Donald Trump ignited a national conversation on both immigration and the 14th amendment with the release of his controversial immigration plan. The six page document includes a strict deportation policy for those who overstay their visa limit, a substantial increase in border officers, as well as the discontinuation of birthright citizenship.
Although it is important to note Trump has not explained how he would pay for these new policies (which some analysts concluded could be extremely expensive and unrealistic), the release of his plan has forced the other GOP candidates to reiterate and expand on their positions regarding immigration.
Birthright citizenship is derived from the 14th amendment which states the citizenship is granted to “All persons born or naturalized in the United States.” Trump told Bill O’Reilly that he believes this is unconstitutional.
“It’s not going to hold up in court,” Trump said on The Factor Tuesday, reports Yahoo News.
His fellow GOP contenders used less controversial rhetoric.

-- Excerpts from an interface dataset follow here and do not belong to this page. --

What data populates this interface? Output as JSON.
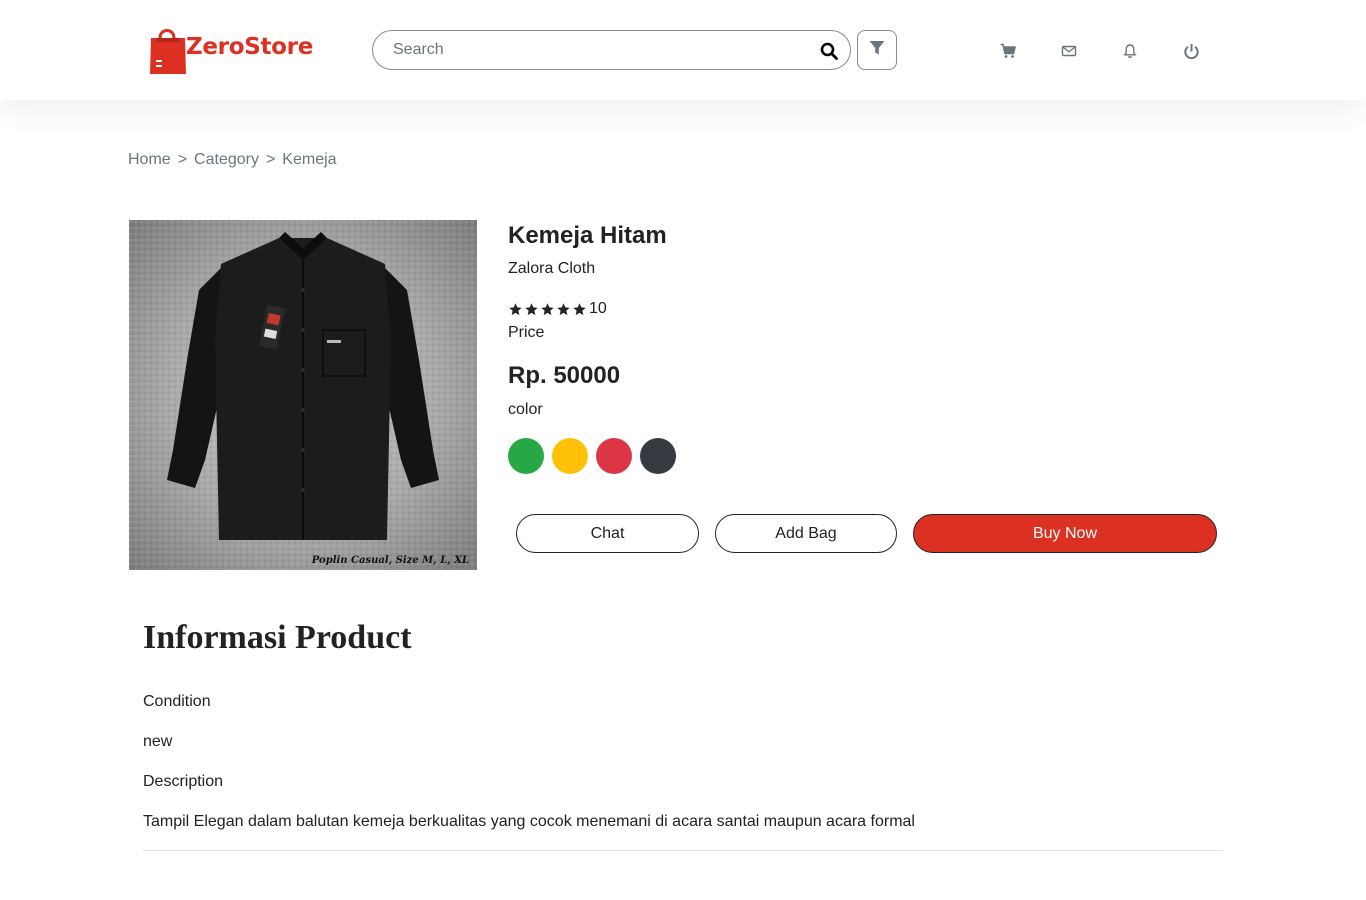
{
  "header": {
    "brand": "ZeroStore",
    "search_placeholder": "Search",
    "nav_icons": [
      "cart-icon",
      "mail-icon",
      "bell-icon",
      "power-icon"
    ]
  },
  "breadcrumb": [
    "Home",
    "Category",
    "Kemeja"
  ],
  "product": {
    "title": "Kemeja Hitam",
    "brand": "Zalora Cloth",
    "rating_stars": 5,
    "rating_count": "10",
    "price_label": "Price",
    "price": "Rp. 50000",
    "color_label": "color",
    "colors": [
      "#28a745",
      "#ffc107",
      "#dc3545",
      "#343a40"
    ],
    "image_caption": "Poplin Casual, Size M, L, XL"
  },
  "actions": {
    "chat": "Chat",
    "add_bag": "Add Bag",
    "buy_now": "Buy Now"
  },
  "info": {
    "title": "Informasi Product",
    "condition_label": "Condition",
    "condition_value": "new",
    "description_label": "Description",
    "description_value": "Tampil Elegan dalam balutan kemeja berkualitas yang cocok menemani di acara santai maupun acara formal"
  },
  "theme": {
    "accent": "#DB3022"
  }
}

Scott Walker and Ted Cruz both appear to dislike birthright citizenship, but stopped short of calling it unconstitutional.

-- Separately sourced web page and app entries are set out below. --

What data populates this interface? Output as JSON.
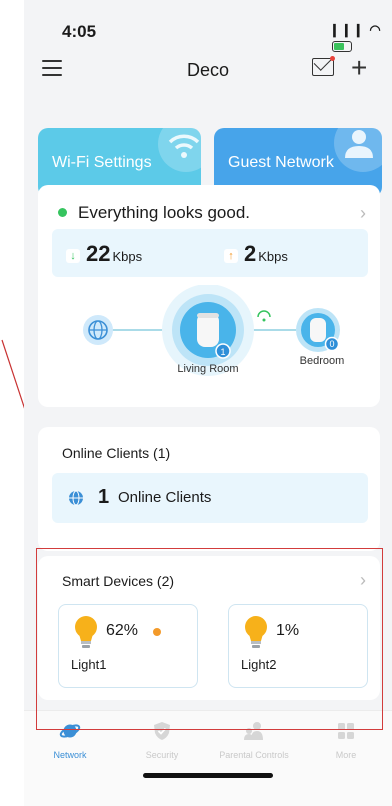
{
  "status_bar": {
    "time": "4:05",
    "signal": "❙❙❙",
    "wifi": "◗"
  },
  "nav": {
    "title": "Deco"
  },
  "tiles": {
    "wifi_label": "Wi-Fi Settings",
    "guest_label": "Guest Network"
  },
  "network_status": {
    "text": "Everything looks good.",
    "download_value": "22",
    "download_unit": "Kbps",
    "upload_value": "2",
    "upload_unit": "Kbps",
    "main_node_label": "Living Room",
    "main_node_count": "1",
    "satellite_label": "Bedroom",
    "satellite_count": "0"
  },
  "clients": {
    "title": "Online Clients (1)",
    "count": "1",
    "label": "Online Clients"
  },
  "smart_devices": {
    "title": "Smart Devices (2)",
    "devices": [
      {
        "name": "Light1",
        "brightness": "62%",
        "on": true
      },
      {
        "name": "Light2",
        "brightness": "1%",
        "on": false
      }
    ]
  },
  "tabbar": {
    "tabs": [
      {
        "label": "Network"
      },
      {
        "label": "Security"
      },
      {
        "label": "Parental Controls"
      },
      {
        "label": "More"
      }
    ]
  },
  "colors": {
    "accent": "#3b8fd6",
    "online": "#36c45f",
    "highlight": "#d23c3c",
    "wifi_tile": "#5ccae8",
    "guest_tile": "#47a4ea"
  }
}
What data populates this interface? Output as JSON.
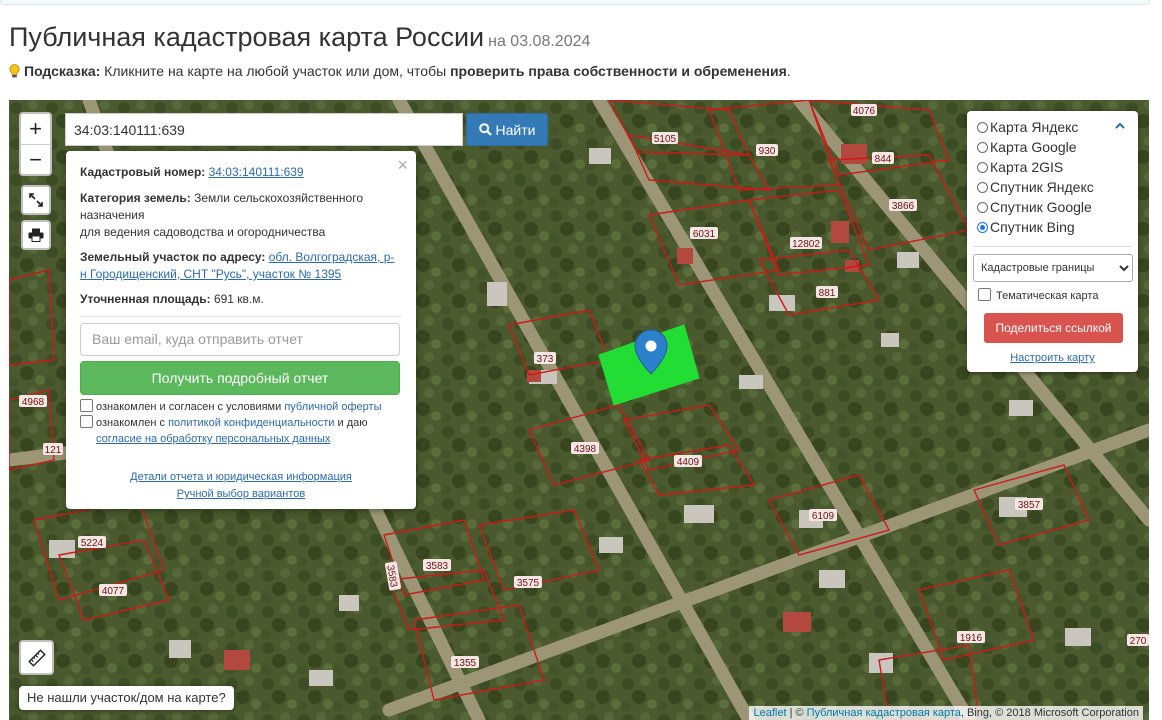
{
  "header": {
    "title": "Публичная кадастровая карта России",
    "date": "на 03.08.2024",
    "hint_label": "Подсказка:",
    "hint_text": " Кликните на карте на любой участок или дом, чтобы ",
    "hint_bold": "проверить права собственности и обременения",
    "hint_end": "."
  },
  "map": {
    "zoom_in": "+",
    "zoom_out": "−",
    "search_value": "34:03:140111:639",
    "search_button": "Найти",
    "parcel_numbers": [
      "4076",
      "5105",
      "930",
      "844",
      "3866",
      "6031",
      "12802",
      "881",
      "373",
      "4968",
      "121",
      "4398",
      "4409",
      "6109",
      "3857",
      "5224",
      "4077",
      "3583",
      "3575",
      "3583",
      "1916",
      "1355",
      "270"
    ],
    "selected_parcel_color": "#22dd33",
    "boundary_color": "#d01818",
    "not_found": "Не нашли участок/дом на карте?",
    "attribution": {
      "leaflet": "Leaflet",
      "sep": " | © ",
      "source": "Публичная кадастровая карта",
      "rest": ", Bing, © 2018 Microsoft Corporation"
    }
  },
  "popup": {
    "close": "×",
    "cad_label": "Кадастровый номер:",
    "cad_value": "34:03:140111:639",
    "cat_label": "Категория земель:",
    "cat_value_1": "Земли сельскохозяйственного",
    "cat_value_2": "назначения",
    "cat_value_3": "для ведения садоводства и огородничества",
    "addr_label": "Земельный участок по адресу:",
    "addr_value_1": "обл. Волгоградская, р-",
    "addr_value_2": "н Городищенский, СНТ \"Русь\", участок № 1395",
    "area_label": "Уточненная площадь:",
    "area_value": "691 кв.м.",
    "email_placeholder": "Ваш email, куда отправить отчет",
    "report_button": "Получить подробный отчет",
    "consent1_pre": "ознакомлен и согласен с условиями ",
    "consent1_link": "публичной оферты",
    "consent2_pre": "ознакомлен с ",
    "consent2_link": "политикой конфиденциальности",
    "consent2_mid": " и даю",
    "consent2_link2": "согласие на обработку персональных данных",
    "details_link": "Детали отчета и юридическая информация",
    "manual_link": "Ручной выбор вариантов"
  },
  "layers": {
    "options": [
      "Карта Яндекс",
      "Карта Google",
      "Карта 2GIS",
      "Спутник Яндекс",
      "Спутник Google",
      "Спутник Bing"
    ],
    "selected": "Спутник Bing",
    "overlay_select": "Кадастровые границы",
    "thematic": "Тематическая карта",
    "share_button": "Поделиться ссылкой",
    "configure": "Настроить карту"
  },
  "colors": {
    "primary": "#337ab7",
    "success": "#5cb85c",
    "danger": "#d9534f",
    "link": "#2a6ab0"
  }
}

Wisconsin Gov. Scott Walker, who last week seemed to indicate that he, too, was in favor of ending birthright citizenship, said on Sunday he has no plans to change the 14th Amendment.

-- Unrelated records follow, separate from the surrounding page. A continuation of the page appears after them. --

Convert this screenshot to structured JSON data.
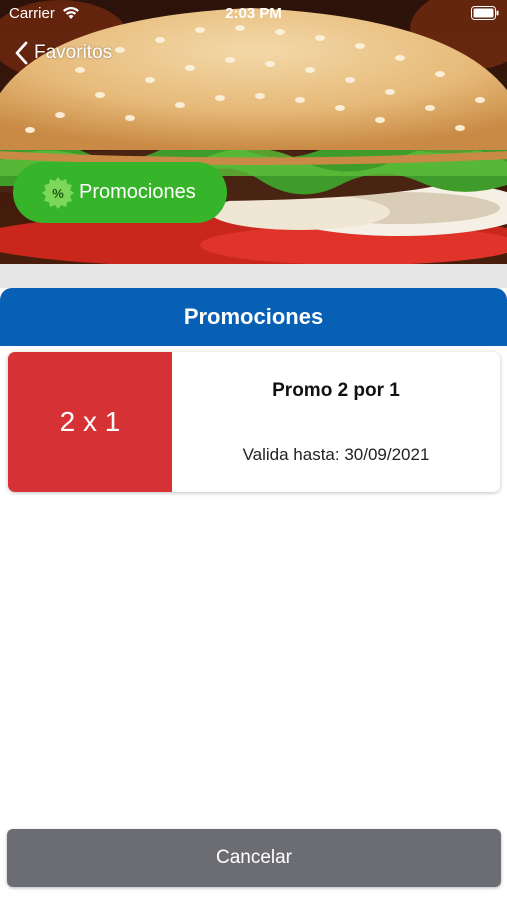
{
  "status_bar": {
    "carrier": "Carrier",
    "time": "2:03 PM",
    "wifi_icon": "wifi-icon",
    "battery_icon": "battery-icon"
  },
  "nav": {
    "back_label": "Favoritos",
    "back_icon": "chevron-left-icon"
  },
  "header_image": {
    "subject": "burger-photo"
  },
  "promo_pill": {
    "label": "Promociones",
    "icon": "percent-badge-icon",
    "color": "#37b52a"
  },
  "section": {
    "title": "Promociones",
    "color": "#0760b4"
  },
  "promotions": [
    {
      "badge": "2 x 1",
      "badge_color": "#d63235",
      "title": "Promo 2 por 1",
      "valid_until": "Valida hasta: 30/09/2021"
    }
  ],
  "footer": {
    "cancel_label": "Cancelar",
    "cancel_color": "#6c6d72"
  }
}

“No,” Walker said when asked by Stephanopoulos if he would repeal or alter the amendment, reports Yahoo Politics.
Carly Fiorina tried to shift the conversation away from one specific policy.
Every campaign, candidates “hold up some bright, shiny object — ‘Oh, let’s talk about birthright citizenship,’ ” Carly Fiorina said on NBC’s “Meet the Press.” “Let us focus our political energies on doing what the government is responsible for doing, secure the border, and fix the legal immigration system,” according to the Associated Press.
Standing apart from the crowd was Jeb Bush, who supports a way for illegal aliens to become citizens.
But in reality, Bush, … has actually maintained most of his pro-immigration tone and more moderate stands on other issues, even amid the rise of Trump in polls. Bush continues to insist that he favors a pathway to legalization for undocumented immigrants. He this week defended granting citizenship to children born in the United States, even if their parents came here illegally, while several other GOP 2016 candidates aligned themselves with Trump’s call to rethink birthright citizenship, reports NBC News.
The feasibility of Trump’s immigration plan has taken a backseat in the national conversation. By forcing his opponents to respond to his plan, Trump is leading the dialogue and therefore able to skirt outlining major details such as funding.
Was this a well-thought out tactic, or just good luck? Since it’s Trump, we’ll probably never know.
[National Public Radio] [Yahoo News] [Yahoo Politics] [Associated Press] [Photo courtesy Mark Wallheiser/Getty Images]